This is not a debate. This is an honest dialogue with someone you trust to “bounce ideas off of”. In this approach you are NOT looking to be “right” you are looking for someone you trust to tell you the strengths and flaws of your opinion. This is an opportunity to check the validity of your argument.
This is also your chance to ask questions of one another, to look at the topic deeper. Challenge your research, look at the topic from a new perspective. This is more about listening than talking, hear the objections and answer concerns and questions. Remember that in this discussion you are not trying to change anyone’s mind, you are seeking truth together, and there should be no room to take offense with one another.
Sometimes we get so caught up with the immediacy of the moment that we miss this opportunity…we forget to ask questions and we may actually be damaging the debate because we have not thought it through completely. This step also ensure that we are not being hostile, because we asked.
REFINE YOUR OPINION
Based on your conversation, did you learn something new? Did you change your approach? Did it strengthen or weaken your opinion? Did you realize that you missed something in your research? (Back to the research phase)
Since your dialogue was open and honest, you should be able to change your opinion or your approach, you did not commit yourself to a firm position. The conversation should have strengthened you, made you better. The dialogue has created a much better understanding of the topic and the way others will see it. This has allowed for honest reflection.
DELIVER YOUR OPINION
Finally, you have reached a position where you can write or speak about your opinion in a truly public forum. Before you deliver your opinion, start with the assumption that not everyone is going to think exactly like you. This assumption allows you to not overreact when someone does disagree, since you started from that point.
Next, when someone does disagree with you, listen to their opinion (trust your research and your well thought out argument). Do not gloss over their opinion or marginalize them. Allow them the opportunity to disagree.
When someone disagrees rely on your research, not your bias or emotional attachment to the argument. The strength of debate should be in the research, your argument or opinion…not in theatrics.
Never allow disagreement to turn to anger, hate or vitriol. Remember the value of the person opposite you in a debate.
If the person opposite you loses decency, do not engage in like behavior. If necessary, walk away. Your argument will not impact or change the mind of a person who wishes to engage emotionally or with bias, they are not looking for debate…they are looking to argue. Indecency in kind will not change the conversation, but it will cheapen you.

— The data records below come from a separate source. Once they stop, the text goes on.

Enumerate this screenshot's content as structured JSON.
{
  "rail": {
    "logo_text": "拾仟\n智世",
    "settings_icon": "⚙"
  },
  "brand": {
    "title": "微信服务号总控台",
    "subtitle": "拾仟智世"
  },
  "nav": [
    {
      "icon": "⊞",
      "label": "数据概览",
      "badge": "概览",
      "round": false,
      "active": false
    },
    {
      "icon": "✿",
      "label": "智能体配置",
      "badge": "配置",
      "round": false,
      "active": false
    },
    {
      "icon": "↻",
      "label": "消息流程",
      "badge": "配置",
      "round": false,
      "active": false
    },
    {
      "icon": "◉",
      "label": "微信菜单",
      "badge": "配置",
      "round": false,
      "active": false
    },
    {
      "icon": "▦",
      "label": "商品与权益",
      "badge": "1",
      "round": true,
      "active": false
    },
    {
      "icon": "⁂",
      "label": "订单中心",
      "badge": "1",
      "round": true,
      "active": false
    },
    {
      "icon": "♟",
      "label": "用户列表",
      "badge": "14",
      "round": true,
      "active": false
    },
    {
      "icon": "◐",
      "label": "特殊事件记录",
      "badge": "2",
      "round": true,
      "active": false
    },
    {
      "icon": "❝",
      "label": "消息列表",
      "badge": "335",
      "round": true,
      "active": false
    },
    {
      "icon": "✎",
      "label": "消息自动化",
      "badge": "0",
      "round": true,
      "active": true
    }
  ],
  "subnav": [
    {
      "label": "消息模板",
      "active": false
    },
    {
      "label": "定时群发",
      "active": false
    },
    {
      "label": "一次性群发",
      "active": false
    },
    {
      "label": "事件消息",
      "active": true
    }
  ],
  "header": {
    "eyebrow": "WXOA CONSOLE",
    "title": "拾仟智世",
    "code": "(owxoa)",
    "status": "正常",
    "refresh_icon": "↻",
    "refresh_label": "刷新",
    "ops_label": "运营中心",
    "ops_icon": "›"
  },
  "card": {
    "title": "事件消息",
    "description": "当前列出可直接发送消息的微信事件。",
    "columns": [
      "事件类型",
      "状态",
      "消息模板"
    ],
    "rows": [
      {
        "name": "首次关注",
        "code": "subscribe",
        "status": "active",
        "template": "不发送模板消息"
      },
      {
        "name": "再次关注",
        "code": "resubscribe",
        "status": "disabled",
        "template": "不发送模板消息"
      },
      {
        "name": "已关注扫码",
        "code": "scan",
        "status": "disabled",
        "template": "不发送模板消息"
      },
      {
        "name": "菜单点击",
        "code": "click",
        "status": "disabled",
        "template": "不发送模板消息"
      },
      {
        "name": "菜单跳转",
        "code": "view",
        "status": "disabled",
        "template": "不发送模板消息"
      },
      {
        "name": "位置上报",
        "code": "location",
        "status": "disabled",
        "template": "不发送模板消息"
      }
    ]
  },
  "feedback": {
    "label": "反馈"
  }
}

REFINE YOUR OPINION – RINSE AND REPEAT
Every debate is an opportunity to refine your opinion. If you approach every discussion as an opportunity to learn something new, you will have plenty of research to complete after every discussion. New research may actually persuade you to adjust your opinion.
We owe it to ourselves to constantly evaluate and process our opinions.

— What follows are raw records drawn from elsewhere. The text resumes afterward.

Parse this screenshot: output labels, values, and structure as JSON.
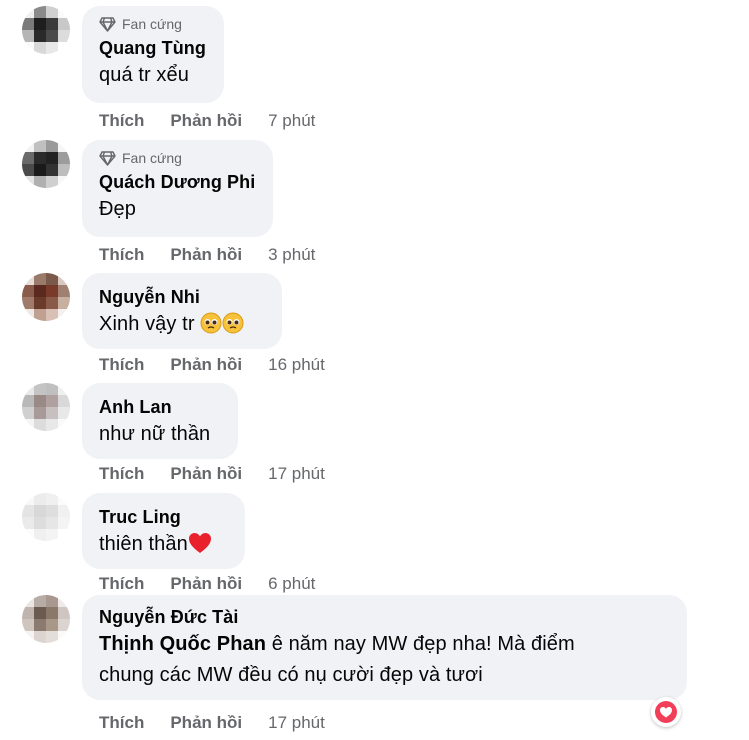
{
  "badge_label": "Fan cứng",
  "like_label": "Thích",
  "reply_label": "Phản hồi",
  "comments": [
    {
      "author": "Quang Tùng",
      "text": "quá tr xểu",
      "time": "7 phút",
      "badge": true
    },
    {
      "author": "Quách Dương Phi",
      "text": "Đẹp",
      "time": "3 phút",
      "badge": true
    },
    {
      "author": "Nguyễn Nhi",
      "text": "Xinh vậy tr",
      "time": "16 phút",
      "emojis": [
        "pleading-face",
        "pleading-face"
      ]
    },
    {
      "author": "Anh Lan",
      "text": "như nữ thần",
      "time": "17 phút"
    },
    {
      "author": "Truc Ling",
      "text": "thiên thần",
      "time": "6 phút",
      "emojis": [
        "red-heart"
      ]
    },
    {
      "author": "Nguyễn Đức Tài",
      "mention": "Thịnh Quốc Phan",
      "text_line1": " ê năm nay MW đẹp nha! Mà điểm",
      "text_line2": "chung các MW đều có nụ cười đẹp và tươi",
      "time": "17 phút",
      "reaction": "love"
    }
  ],
  "colors": {
    "bubble": "#f0f2f5",
    "meta": "#65676b",
    "text": "#050505",
    "love": "#f33e58"
  }
}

TIME FOR SOMETHING NEW
We must rephrase the way we debate, we must mold the forum and the attitude of the debates in this nation. When we constantly look at others and expect them to change we will fail. When we look at the way others are debating with hate and anger and return the same type of rhetoric we are failing.
Nothing will change unless we are agents of change. Nothing in our political world will become decent if we are so willing and quick to debase ourselves in response and become uncivil as well. When you enter into debate with someone, you control the behavior and approach of only one person, yourself. If you want decent debate it starts with you and ends with you.
The equation is pretty simple, preparation and decency, means a return to a system where we can discuss topics and find solutions.
(Paul Hamlin is running for US House of Representatives as an independent candidate in New Jersey’s 1st Congressional District. You can find out more about him and his candidacy at paulhamlin.com)